b Regulatory numbers are values that have been incorporated in Government regulations, while advisory numbers are nonregulatory values provided by the Government or other groups as advice.
c The LOAEL and NOAEL are from the critical study used as the basis for the EPA RfD.
- U.S. Department of Health and Human Services. Hazardous Substances Data Bank (HSDB, online database). National Toxicology Information Program, National Library of Medicine, Bethesda, MD. 1993.
- U.S. Environmental Protection Agency. Health and Environmental Effects Profile for Chlorobenzilate. EPA/600/x-84/210. Environmental Criteria and Assessment Office, Office of Health and Environmental Assessment, Office of Research and Development, Cincinnati, OH. 1984.
- International Agency for Research on Cancer (IARC). IARC Monographs on the Evaluation of the Carcinogenic Risk of Chemicals to Humans: Miscellaneous Pesticides. Volume 30. World Health Organization, Lyon. 1983.

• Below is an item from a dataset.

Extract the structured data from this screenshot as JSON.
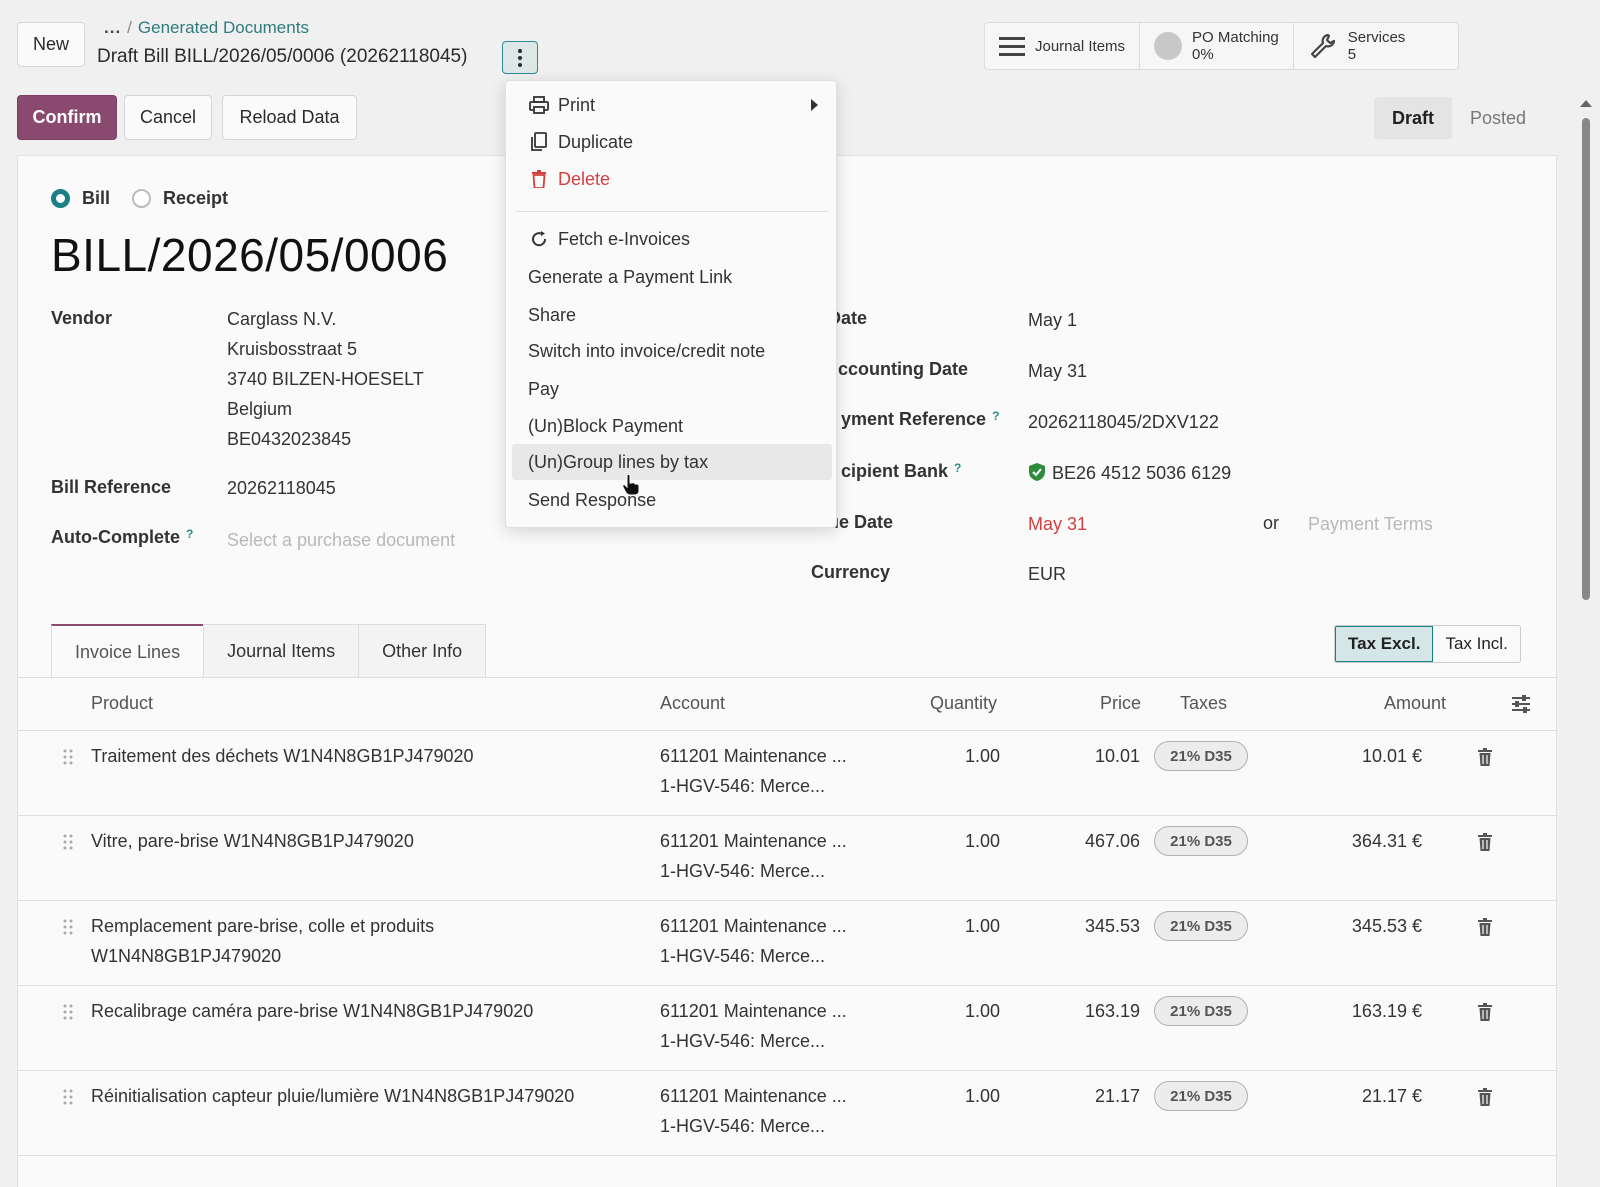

- U.S. Department of Health and Human Services. Registry of Toxic Effects of Chemical Substances (RTECS, online database). National Toxicology Information Program, National Library of Medicine, Bethesda, MD. 1993.
- U.S. Environmental Protection Agency. Integrated Risk Information System (IRIS) on Chlorobenzilate. National Center for Environmental Assessment, Office of Research and Development, Washington, DC. 1999.
- U.S. Environmental Protection Agency. Health Effects Assessment Summary Tables. FY 1997 Update. Solid Waste and Emergency Response, Office of Emergency and Remedial Response, Cincinnati, OH. EPA/540/R-97-036. 1997.
- The Merck Index. An Encyclopedia of Chemicals, Drugs, and Biologicals. 11th ed. Ed. S. Budavari. Merck and Co. Inc., Rahway, NJ. 1989.
- National Toxicology Program. Bioassay of Chlorobenzilate for Possible Carcinogenicity (CAS No. 510-15-6). TR No.75. U.S. Department of Health and Human Services, Public Health Service, National Institutes of Health, Bethesda, MD. 1978.